Exercise brief.
Look through the listing for the word "JSON". Copy each line that has it.

Data to use.
Start of Block

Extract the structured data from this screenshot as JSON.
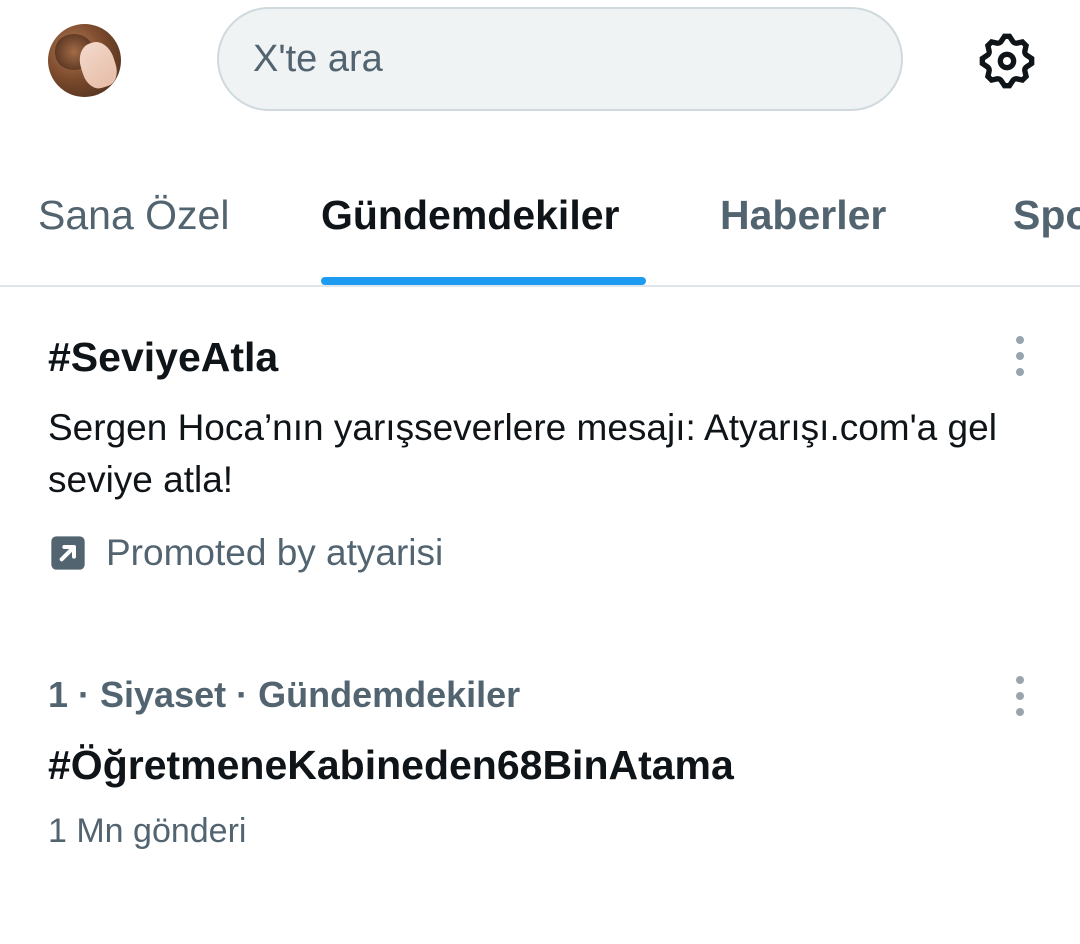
{
  "header": {
    "search": {
      "placeholder": "X'te ara"
    }
  },
  "tabs": [
    {
      "label": "Sana Özel",
      "active": false
    },
    {
      "label": "Gündemdekiler",
      "active": true
    },
    {
      "label": "Haberler",
      "active": false
    },
    {
      "label": "Spo",
      "active": false
    }
  ],
  "trends": [
    {
      "title": "#SeviyeAtla",
      "description": "Sergen Hoca’nın yarışseverlere mesajı: Atyarışı.com'a gel seviye atla!",
      "promoted_label": "Promoted by atyarisi"
    },
    {
      "meta": "1 · Siyaset · Gündemdekiler",
      "title": "#ÖğretmeneKabineden68BinAtama",
      "post_count": "1 Mn gönderi"
    }
  ],
  "colors": {
    "accent": "#1d9bf0",
    "text_primary": "#0f1419",
    "text_secondary": "#536471",
    "search_bg": "#eff3f4"
  },
  "icons": {
    "settings": "gear-icon",
    "promoted": "promoted-arrow-icon",
    "more": "more-vertical-icon"
  }
}
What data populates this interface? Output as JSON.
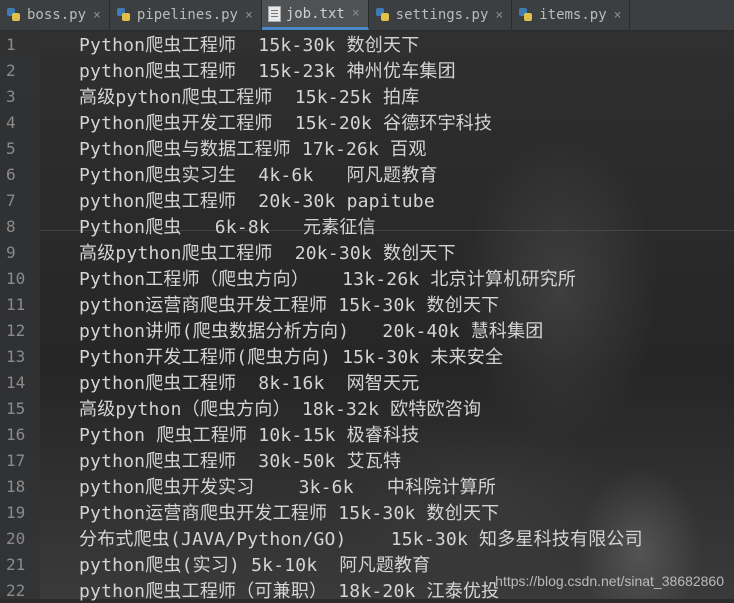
{
  "tabs": [
    {
      "label": "boss.py",
      "icon": "python-file-icon",
      "active": false
    },
    {
      "label": "pipelines.py",
      "icon": "python-file-icon",
      "active": false
    },
    {
      "label": "job.txt",
      "icon": "text-file-icon",
      "active": true
    },
    {
      "label": "settings.py",
      "icon": "python-file-icon",
      "active": false
    },
    {
      "label": "items.py",
      "icon": "python-file-icon",
      "active": false
    }
  ],
  "close_glyph": "×",
  "lines": [
    {
      "num": "1",
      "text": "Python爬虫工程师  15k-30k 数创天下"
    },
    {
      "num": "2",
      "text": "python爬虫工程师  15k-23k 神州优车集团"
    },
    {
      "num": "3",
      "text": "高级python爬虫工程师  15k-25k 拍库"
    },
    {
      "num": "4",
      "text": "Python爬虫开发工程师  15k-20k 谷德环宇科技"
    },
    {
      "num": "5",
      "text": "Python爬虫与数据工程师 17k-26k 百观"
    },
    {
      "num": "6",
      "text": "Python爬虫实习生  4k-6k   阿凡题教育"
    },
    {
      "num": "7",
      "text": "python爬虫工程师  20k-30k papitube"
    },
    {
      "num": "8",
      "text": "Python爬虫   6k-8k   元素征信"
    },
    {
      "num": "9",
      "text": "高级python爬虫工程师  20k-30k 数创天下"
    },
    {
      "num": "10",
      "text": "Python工程师（爬虫方向）   13k-26k 北京计算机研究所"
    },
    {
      "num": "11",
      "text": "python运营商爬虫开发工程师 15k-30k 数创天下"
    },
    {
      "num": "12",
      "text": "python讲师(爬虫数据分析方向)   20k-40k 慧科集团"
    },
    {
      "num": "13",
      "text": "Python开发工程师(爬虫方向) 15k-30k 未来安全"
    },
    {
      "num": "14",
      "text": "python爬虫工程师  8k-16k  网智天元"
    },
    {
      "num": "15",
      "text": "高级python（爬虫方向） 18k-32k 欧特欧咨询"
    },
    {
      "num": "16",
      "text": "Python 爬虫工程师 10k-15k 极睿科技"
    },
    {
      "num": "17",
      "text": "python爬虫工程师  30k-50k 艾瓦特"
    },
    {
      "num": "18",
      "text": "python爬虫开发实习    3k-6k   中科院计算所"
    },
    {
      "num": "19",
      "text": "Python运营商爬虫开发工程师 15k-30k 数创天下"
    },
    {
      "num": "20",
      "text": "分布式爬虫(JAVA/Python/GO)    15k-30k 知多星科技有限公司"
    },
    {
      "num": "21",
      "text": "python爬虫(实习) 5k-10k  阿凡题教育"
    },
    {
      "num": "22",
      "text": "python爬虫工程师（可兼职） 18k-20k 江泰优投"
    }
  ],
  "watermark": "https://blog.csdn.net/sinat_38682860"
}
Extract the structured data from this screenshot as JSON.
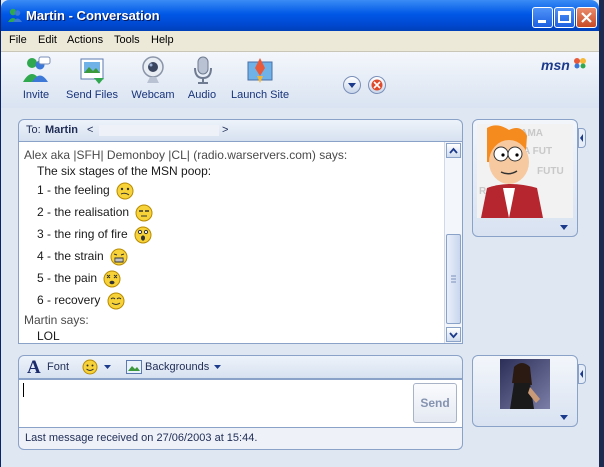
{
  "window": {
    "title": "Martin - Conversation"
  },
  "menu": [
    "File",
    "Edit",
    "Actions",
    "Tools",
    "Help"
  ],
  "toolbar": {
    "items": [
      {
        "label": "Invite",
        "icon": "invite-icon"
      },
      {
        "label": "Send Files",
        "icon": "send-files-icon"
      },
      {
        "label": "Webcam",
        "icon": "webcam-icon"
      },
      {
        "label": "Audio",
        "icon": "audio-icon"
      },
      {
        "label": "Launch Site",
        "icon": "launch-site-icon"
      }
    ],
    "logo": "msn"
  },
  "to": {
    "prefix": "To:",
    "name": "Martin",
    "open": "<",
    "close": ">"
  },
  "conversation": {
    "sender1": "Alex aka |SFH| Demonboy |CL| (radio.warservers.com) says:",
    "lines": [
      "The six stages of the MSN poop:",
      "1 - the feeling",
      "2 - the realisation",
      "3 - the ring of fire",
      "4 - the strain",
      "5 - the pain",
      "6 - recovery"
    ],
    "sender2": "Martin says:",
    "reply": "LOL"
  },
  "compose": {
    "font_label": "Font",
    "backgrounds_label": "Backgrounds",
    "send_label": "Send"
  },
  "status": {
    "text": "Last message received on 27/06/2003 at 15:44."
  },
  "colors": {
    "titlebar": "#0058e6",
    "link": "#18337a",
    "panel_border": "#8aa2c7"
  }
}
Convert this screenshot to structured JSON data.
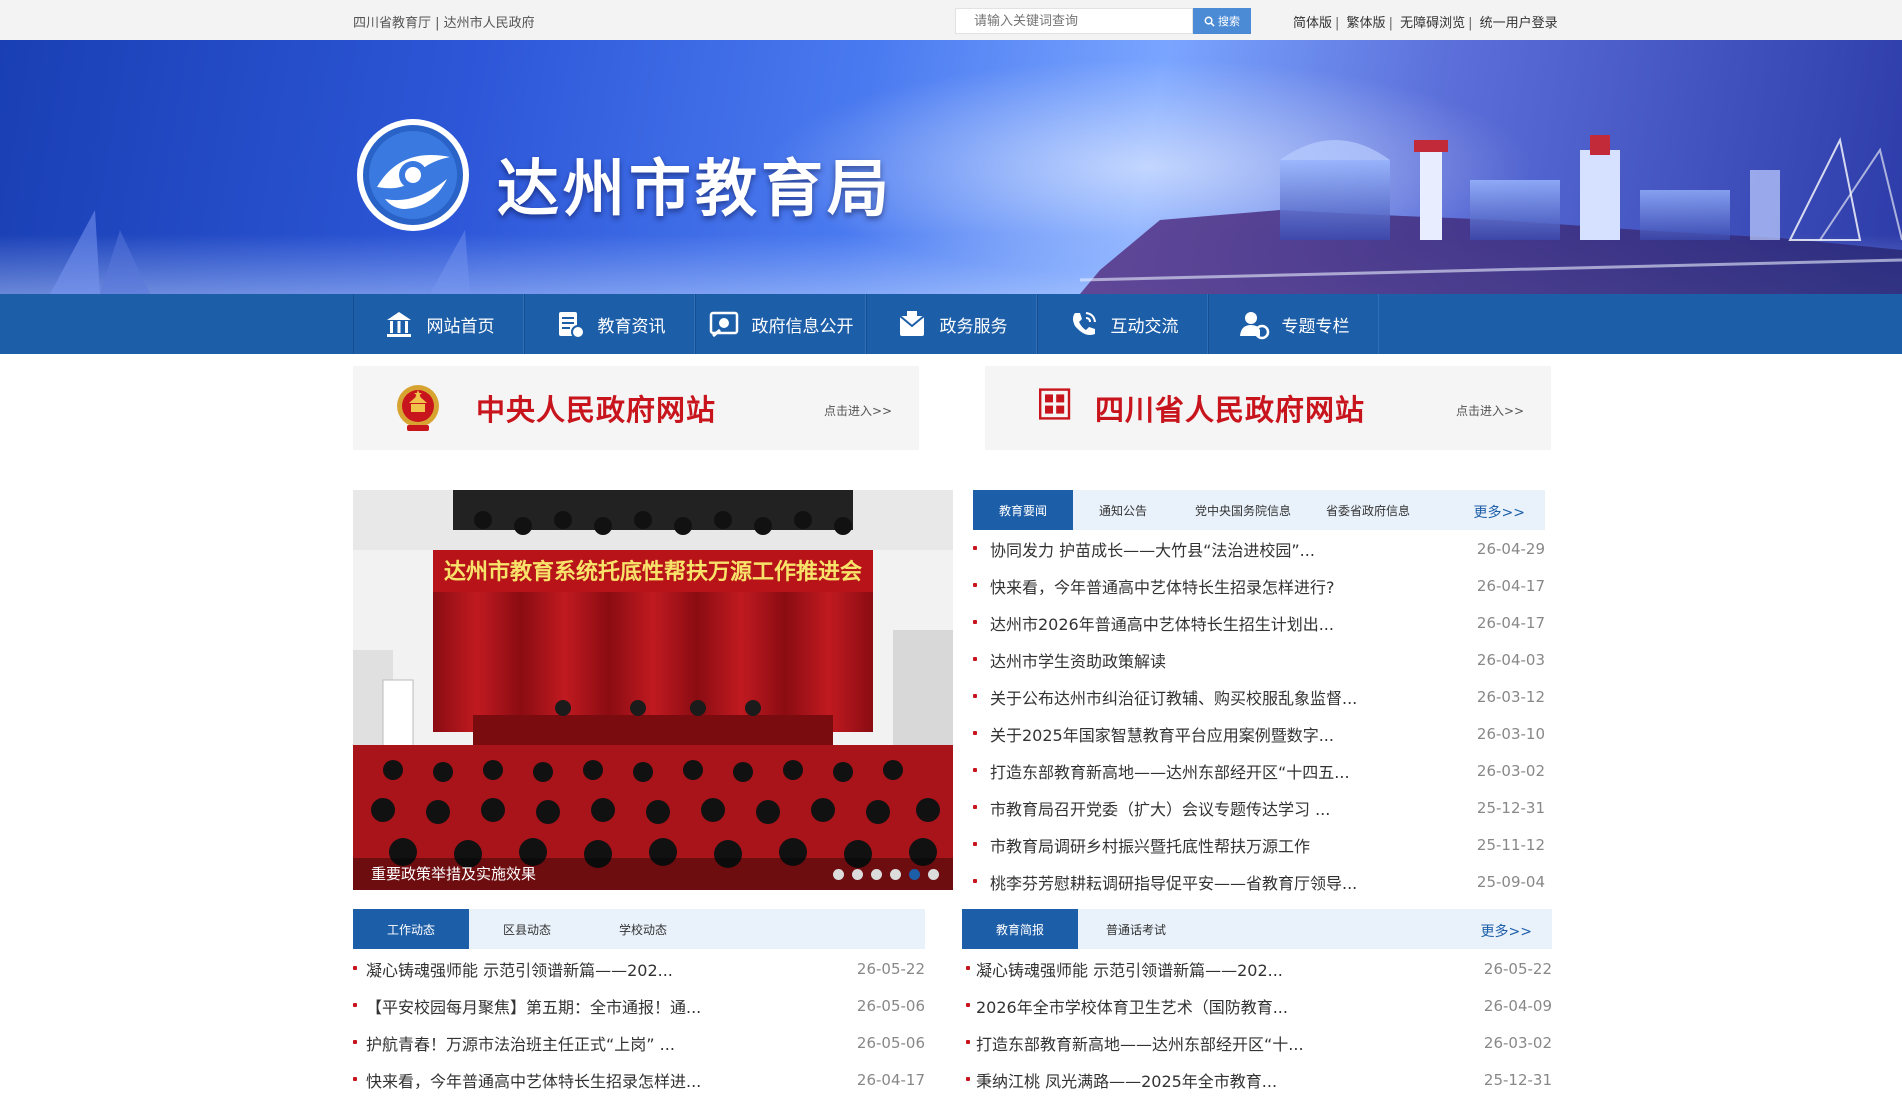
{
  "topbar": {
    "links": "四川省教育厅 | 达州市人民政府",
    "search_placeholder": "请输入关键词查询",
    "search_button": "搜索",
    "right_links": [
      "简体版",
      "繁体版",
      "无障碍浏览",
      "统一用户登录"
    ]
  },
  "banner": {
    "title": "达州市教育局"
  },
  "nav": {
    "items": [
      {
        "label": "网站首页",
        "icon": "home-icon"
      },
      {
        "label": "教育资讯",
        "icon": "news-icon"
      },
      {
        "label": "政府信息公开",
        "icon": "info-icon"
      },
      {
        "label": "政务服务",
        "icon": "service-icon"
      },
      {
        "label": "互动交流",
        "icon": "phone-icon"
      },
      {
        "label": "专题专栏",
        "icon": "user-icon"
      }
    ]
  },
  "gov_banners": {
    "central": {
      "name": "中央人民政府网站",
      "enter": "点击进入>>"
    },
    "sichuan": {
      "name": "四川省人民政府网站",
      "enter": "点击进入>>"
    }
  },
  "slideshow": {
    "caption": "重要政策举措及实施效果",
    "headline": "达州市教育系统托底性帮扶万源工作推进会",
    "dots": 6,
    "active_dot": 5
  },
  "news_top": {
    "tabs": [
      "教育要闻",
      "通知公告",
      "党中央国务院信息",
      "省委省政府信息"
    ],
    "more": "更多>>",
    "items": [
      {
        "title": "协同发力 护苗成长——大竹县“法治进校园”...",
        "date": "26-04-29"
      },
      {
        "title": "快来看，今年普通高中艺体特长生招录怎样进行?",
        "date": "26-04-17"
      },
      {
        "title": "达州市2026年普通高中艺体特长生招生计划出...",
        "date": "26-04-17"
      },
      {
        "title": "达州市学生资助政策解读",
        "date": "26-04-03"
      },
      {
        "title": "关于公布达州市纠治征订教辅、购买校服乱象监督...",
        "date": "26-03-12"
      },
      {
        "title": "关于2025年国家智慧教育平台应用案例暨数字...",
        "date": "26-03-10"
      },
      {
        "title": "打造东部教育新高地——达州东部经开区“十四五...",
        "date": "26-03-02"
      },
      {
        "title": "市教育局召开党委（扩大）会议专题传达学习 ...",
        "date": "25-12-31"
      },
      {
        "title": "市教育局调研乡村振兴暨托底性帮扶万源工作",
        "date": "25-11-12"
      },
      {
        "title": "桃李芬芳慰耕耘调研指导促平安——省教育厅领导...",
        "date": "25-09-04"
      }
    ]
  },
  "news_left": {
    "tabs": [
      "工作动态",
      "区县动态",
      "学校动态"
    ],
    "items": [
      {
        "title": "凝心铸魂强师能 示范引领谱新篇——202...",
        "date": "26-05-22"
      },
      {
        "title": "【平安校园每月聚焦】第五期：全市通报！通...",
        "date": "26-05-06"
      },
      {
        "title": "护航青春！万源市法治班主任正式“上岗” ...",
        "date": "26-05-06"
      },
      {
        "title": "快来看，今年普通高中艺体特长生招录怎样进...",
        "date": "26-04-17"
      }
    ]
  },
  "news_right": {
    "tabs": [
      "教育简报",
      "普通话考试"
    ],
    "more": "更多>>",
    "items": [
      {
        "title": "凝心铸魂强师能 示范引领谱新篇——202...",
        "date": "26-05-22"
      },
      {
        "title": "2026年全市学校体育卫生艺术（国防教育...",
        "date": "26-04-09"
      },
      {
        "title": "打造东部教育新高地——达州东部经开区“十...",
        "date": "26-03-02"
      },
      {
        "title": "秉纳江桃 凤光满路——2025年全市教育...",
        "date": "25-12-31"
      }
    ]
  },
  "colors": {
    "nav": "#1d5ea8",
    "gov_red": "#c8141c",
    "tab_bg": "#e9f2fb"
  }
}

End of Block

Expected answer.
Extract the structured data from this screenshot as JSON.
What data populates this interface? Output as JSON.
Extract the structured data from this screenshot as JSON.
Convert this screenshot to structured JSON data.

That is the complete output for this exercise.